It’s a mindtrap. “If s/he really loved me, s/he wouldn’t say and do that stuff to me, but obviously s/he DOES love me, because of the occasional nice thing s/he did that proves love, s/he’s my mom/dad/spouse, so of course s/he loves me? Except s/he did that thing?” You can lose a lot of your life trying to understand what’s happening from inside this cycle. You can lose a lot of your life trying to be fair to people who are not playing fair with you.
That’s why I keep coming back to horror movies.

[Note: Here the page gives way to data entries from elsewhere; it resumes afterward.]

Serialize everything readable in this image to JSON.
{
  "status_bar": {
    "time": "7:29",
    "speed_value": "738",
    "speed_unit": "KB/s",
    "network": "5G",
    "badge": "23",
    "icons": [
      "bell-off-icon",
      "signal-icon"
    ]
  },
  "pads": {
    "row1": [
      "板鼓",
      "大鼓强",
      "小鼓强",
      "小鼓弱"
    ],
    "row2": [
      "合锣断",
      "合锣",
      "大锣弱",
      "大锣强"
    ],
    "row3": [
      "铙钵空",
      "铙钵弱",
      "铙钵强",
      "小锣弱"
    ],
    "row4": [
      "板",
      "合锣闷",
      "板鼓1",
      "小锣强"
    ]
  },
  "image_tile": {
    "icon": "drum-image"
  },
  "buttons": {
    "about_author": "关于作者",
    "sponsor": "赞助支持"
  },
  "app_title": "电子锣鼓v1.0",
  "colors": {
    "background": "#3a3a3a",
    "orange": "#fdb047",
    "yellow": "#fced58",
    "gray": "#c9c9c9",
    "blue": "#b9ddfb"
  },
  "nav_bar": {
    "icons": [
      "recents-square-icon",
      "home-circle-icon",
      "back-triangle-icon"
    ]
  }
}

In horror movies, something fucked up happens. The people who try to pretend fucked up things are not actually happening and reason their way out of the situation or ride it out and hope it magically gets better? They die. Gruesomely. The people who say “I will worry about ‘why’ later. Shit is fucked up and bullshit. I will accept it and deal with it so I can survive it” greatly increase their chances of survival.
So, Letter Writer, I’m here to tell you, yes, fucked up shit is really happening, and I think you should get out of the house before the Evil Bees come out of the walls and eat any more of your precious life. And it’s okay if you only love your dad “in God’s way.” There’s nothing wrong with you and a lot wrong with your situation.